§ WHAT NEEDS TO BE DONE:
Below are some records; return all of them exactly as they are.

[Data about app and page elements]
• • • •

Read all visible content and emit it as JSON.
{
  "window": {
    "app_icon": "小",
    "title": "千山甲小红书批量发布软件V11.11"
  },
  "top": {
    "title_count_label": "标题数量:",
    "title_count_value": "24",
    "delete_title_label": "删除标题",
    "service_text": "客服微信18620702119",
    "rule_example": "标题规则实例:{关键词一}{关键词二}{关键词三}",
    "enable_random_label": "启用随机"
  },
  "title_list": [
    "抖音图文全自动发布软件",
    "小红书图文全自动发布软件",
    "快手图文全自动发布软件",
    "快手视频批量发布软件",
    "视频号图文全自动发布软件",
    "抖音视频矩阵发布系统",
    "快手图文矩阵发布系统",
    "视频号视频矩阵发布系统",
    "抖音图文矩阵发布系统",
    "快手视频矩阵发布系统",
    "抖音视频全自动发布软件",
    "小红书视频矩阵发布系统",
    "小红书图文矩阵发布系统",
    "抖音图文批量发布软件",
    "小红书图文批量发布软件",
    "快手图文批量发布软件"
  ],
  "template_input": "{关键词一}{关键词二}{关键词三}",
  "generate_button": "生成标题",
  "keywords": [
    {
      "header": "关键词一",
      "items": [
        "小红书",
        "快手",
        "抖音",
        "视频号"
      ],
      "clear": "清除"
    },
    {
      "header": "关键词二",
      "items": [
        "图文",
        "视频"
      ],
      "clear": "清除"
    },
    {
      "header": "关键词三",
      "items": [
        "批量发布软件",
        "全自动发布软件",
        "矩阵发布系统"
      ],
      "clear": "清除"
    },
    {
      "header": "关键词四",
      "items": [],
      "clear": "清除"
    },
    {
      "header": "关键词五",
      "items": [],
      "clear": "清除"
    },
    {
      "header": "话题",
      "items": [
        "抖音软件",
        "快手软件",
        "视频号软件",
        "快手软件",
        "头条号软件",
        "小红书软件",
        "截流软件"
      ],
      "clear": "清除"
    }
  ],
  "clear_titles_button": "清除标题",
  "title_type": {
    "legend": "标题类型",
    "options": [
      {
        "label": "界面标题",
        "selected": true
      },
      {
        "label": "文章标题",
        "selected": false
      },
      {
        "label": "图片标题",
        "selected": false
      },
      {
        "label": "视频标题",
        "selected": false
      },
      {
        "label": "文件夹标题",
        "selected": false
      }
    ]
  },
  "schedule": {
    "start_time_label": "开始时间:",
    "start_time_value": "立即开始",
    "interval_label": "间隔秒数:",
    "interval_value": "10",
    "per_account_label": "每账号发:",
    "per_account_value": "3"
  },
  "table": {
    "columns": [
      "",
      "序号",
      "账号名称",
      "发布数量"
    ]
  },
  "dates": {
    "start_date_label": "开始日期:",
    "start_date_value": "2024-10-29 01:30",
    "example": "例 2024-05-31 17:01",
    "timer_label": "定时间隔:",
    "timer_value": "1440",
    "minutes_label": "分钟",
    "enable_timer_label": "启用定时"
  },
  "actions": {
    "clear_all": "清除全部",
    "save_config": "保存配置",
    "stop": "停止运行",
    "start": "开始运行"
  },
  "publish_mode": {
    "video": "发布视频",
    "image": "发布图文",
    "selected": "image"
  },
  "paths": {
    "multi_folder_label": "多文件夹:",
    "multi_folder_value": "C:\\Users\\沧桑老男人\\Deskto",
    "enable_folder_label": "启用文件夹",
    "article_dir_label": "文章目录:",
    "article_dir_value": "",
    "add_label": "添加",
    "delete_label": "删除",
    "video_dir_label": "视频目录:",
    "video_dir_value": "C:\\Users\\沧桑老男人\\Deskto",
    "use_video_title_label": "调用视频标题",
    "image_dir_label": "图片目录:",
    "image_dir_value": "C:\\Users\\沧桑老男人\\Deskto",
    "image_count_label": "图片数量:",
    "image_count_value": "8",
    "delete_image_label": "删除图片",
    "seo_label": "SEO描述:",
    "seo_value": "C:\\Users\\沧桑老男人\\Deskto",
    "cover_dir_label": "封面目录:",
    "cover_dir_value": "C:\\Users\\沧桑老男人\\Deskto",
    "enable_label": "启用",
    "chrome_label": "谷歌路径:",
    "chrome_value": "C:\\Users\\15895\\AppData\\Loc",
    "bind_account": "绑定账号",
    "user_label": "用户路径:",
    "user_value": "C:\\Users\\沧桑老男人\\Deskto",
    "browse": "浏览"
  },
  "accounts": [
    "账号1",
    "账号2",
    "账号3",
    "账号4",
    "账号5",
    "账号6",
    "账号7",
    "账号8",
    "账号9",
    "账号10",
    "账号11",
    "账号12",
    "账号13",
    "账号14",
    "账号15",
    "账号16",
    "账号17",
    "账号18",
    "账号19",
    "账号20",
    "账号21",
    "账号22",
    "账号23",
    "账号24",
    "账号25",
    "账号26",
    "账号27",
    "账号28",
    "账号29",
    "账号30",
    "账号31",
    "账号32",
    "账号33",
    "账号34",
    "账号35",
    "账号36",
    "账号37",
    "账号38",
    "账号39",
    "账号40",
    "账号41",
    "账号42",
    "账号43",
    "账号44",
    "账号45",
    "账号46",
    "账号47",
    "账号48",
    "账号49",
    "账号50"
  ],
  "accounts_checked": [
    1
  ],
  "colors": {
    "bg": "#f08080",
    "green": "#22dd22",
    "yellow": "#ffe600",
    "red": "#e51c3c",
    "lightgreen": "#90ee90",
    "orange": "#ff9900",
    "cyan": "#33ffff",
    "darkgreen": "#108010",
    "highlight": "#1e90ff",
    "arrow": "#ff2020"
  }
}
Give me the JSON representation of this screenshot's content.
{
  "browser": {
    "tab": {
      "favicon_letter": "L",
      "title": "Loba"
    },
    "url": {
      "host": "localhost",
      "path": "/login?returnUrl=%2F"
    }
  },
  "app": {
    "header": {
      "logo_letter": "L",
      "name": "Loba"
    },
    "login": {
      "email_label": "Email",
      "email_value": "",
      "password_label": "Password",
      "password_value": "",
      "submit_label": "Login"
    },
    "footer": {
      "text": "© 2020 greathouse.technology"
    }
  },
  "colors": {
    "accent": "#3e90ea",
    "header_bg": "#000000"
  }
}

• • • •

§ RESPONSE AREA:
Read all visible content and emit it as JSON.
{
  "window": {
    "app_icon": "小",
    "title": "千山甲小红书批量发布软件V11.11"
  },
  "top": {
    "title_count_label": "标题数量:",
    "title_count_value": "24",
    "delete_title_label": "删除标题",
    "service_text": "客服微信18620702119",
    "rule_example": "标题规则实例:{关键词一}{关键词二}{关键词三}",
    "enable_random_label": "启用随机"
  },
  "title_list": [
    "抖音图文全自动发布软件",
    "小红书图文全自动发布软件",
    "快手图文全自动发布软件",
    "快手视频批量发布软件",
    "视频号图文全自动发布软件",
    "抖音视频矩阵发布系统",
    "快手图文矩阵发布系统",
    "视频号视频矩阵发布系统",
    "抖音图文矩阵发布系统",
    "快手视频矩阵发布系统",
    "抖音视频全自动发布软件",
    "小红书视频矩阵发布系统",
    "小红书图文矩阵发布系统",
    "抖音图文批量发布软件",
    "小红书图文批量发布软件",
    "快手图文批量发布软件"
  ],
  "template_input": "{关键词一}{关键词二}{关键词三}",
  "generate_button": "生成标题",
  "keywords": [
    {
      "header": "关键词一",
      "items": [
        "小红书",
        "快手",
        "抖音",
        "视频号"
      ],
      "clear": "清除"
    },
    {
      "header": "关键词二",
      "items": [
        "图文",
        "视频"
      ],
      "clear": "清除"
    },
    {
      "header": "关键词三",
      "items": [
        "批量发布软件",
        "全自动发布软件",
        "矩阵发布系统"
      ],
      "clear": "清除"
    },
    {
      "header": "关键词四",
      "items": [],
      "clear": "清除"
    },
    {
      "header": "关键词五",
      "items": [],
      "clear": "清除"
    },
    {
      "header": "话题",
      "items": [
        "抖音软件",
        "快手软件",
        "视频号软件",
        "快手软件",
        "头条号软件",
        "小红书软件",
        "截流软件"
      ],
      "clear": "清除"
    }
  ],
  "clear_titles_button": "清除标题",
  "title_type": {
    "legend": "标题类型",
    "options": [
      {
        "label": "界面标题",
        "selected": true
      },
      {
        "label": "文章标题",
        "selected": false
      },
      {
        "label": "图片标题",
        "selected": false
      },
      {
        "label": "视频标题",
        "selected": false
      },
      {
        "label": "文件夹标题",
        "selected": false
      }
    ]
  },
  "schedule": {
    "start_time_label": "开始时间:",
    "start_time_value": "立即开始",
    "interval_label": "间隔秒数:",
    "interval_value": "10",
    "per_account_label": "每账号发:",
    "per_account_value": "3"
  },
  "table": {
    "columns": [
      "",
      "序号",
      "账号名称",
      "发布数量"
    ]
  },
  "dates": {
    "start_date_label": "开始日期:",
    "start_date_value": "2024-10-29 01:30",
    "example": "例 2024-05-31 17:01",
    "timer_label": "定时间隔:",
    "timer_value": "1440",
    "minutes_label": "分钟",
    "enable_timer_label": "启用定时"
  },
  "actions": {
    "clear_all": "清除全部",
    "save_config": "保存配置",
    "stop": "停止运行",
    "start": "开始运行"
  },
  "publish_mode": {
    "video": "发布视频",
    "image": "发布图文",
    "selected": "image"
  },
  "paths": {
    "multi_folder_label": "多文件夹:",
    "multi_folder_value": "C:\\Users\\沧桑老男人\\Deskto",
    "enable_folder_label": "启用文件夹",
    "article_dir_label": "文章目录:",
    "article_dir_value": "",
    "add_label": "添加",
    "delete_label": "删除",
    "video_dir_label": "视频目录:",
    "video_dir_value": "C:\\Users\\沧桑老男人\\Deskto",
    "use_video_title_label": "调用视频标题",
    "image_dir_label": "图片目录:",
    "image_dir_value": "C:\\Users\\沧桑老男人\\Deskto",
    "image_count_label": "图片数量:",
    "image_count_value": "8",
    "delete_image_label": "删除图片",
    "seo_label": "SEO描述:",
    "seo_value": "C:\\Users\\沧桑老男人\\Deskto",
    "cover_dir_label": "封面目录:",
    "cover_dir_value": "C:\\Users\\沧桑老男人\\Deskto",
    "enable_label": "启用",
    "chrome_label": "谷歌路径:",
    "chrome_value": "C:\\Users\\15895\\AppData\\Loc",
    "bind_account": "绑定账号",
    "user_label": "用户路径:",
    "user_value": "C:\\Users\\沧桑老男人\\Deskto",
    "browse": "浏览"
  },
  "accounts": [
    "账号1",
    "账号2",
    "账号3",
    "账号4",
    "账号5",
    "账号6",
    "账号7",
    "账号8",
    "账号9",
    "账号10",
    "账号11",
    "账号12",
    "账号13",
    "账号14",
    "账号15",
    "账号16",
    "账号17",
    "账号18",
    "账号19",
    "账号20",
    "账号21",
    "账号22",
    "账号23",
    "账号24",
    "账号25",
    "账号26",
    "账号27",
    "账号28",
    "账号29",
    "账号30",
    "账号31",
    "账号32",
    "账号33",
    "账号34",
    "账号35",
    "账号36",
    "账号37",
    "账号38",
    "账号39",
    "账号40",
    "账号41",
    "账号42",
    "账号43",
    "账号44",
    "账号45",
    "账号46",
    "账号47",
    "账号48",
    "账号49",
    "账号50"
  ],
  "accounts_checked": [
    1
  ],
  "colors": {
    "bg": "#f08080",
    "green": "#22dd22",
    "yellow": "#ffe600",
    "red": "#e51c3c",
    "lightgreen": "#90ee90",
    "orange": "#ff9900",
    "cyan": "#33ffff",
    "darkgreen": "#108010",
    "highlight": "#1e90ff",
    "arrow": "#ff2020"
  }
}
Give me the JSON representation of this screenshot's content.
{
  "browser": {
    "tab": {
      "favicon_letter": "L",
      "title": "Loba"
    },
    "url": {
      "host": "localhost",
      "path": "/login?returnUrl=%2F"
    }
  },
  "app": {
    "header": {
      "logo_letter": "L",
      "name": "Loba"
    },
    "login": {
      "email_label": "Email",
      "email_value": "",
      "password_label": "Password",
      "password_value": "",
      "submit_label": "Login"
    },
    "footer": {
      "text": "© 2020 greathouse.technology"
    }
  },
  "colors": {
    "accent": "#3e90ea",
    "header_bg": "#000000"
  }
}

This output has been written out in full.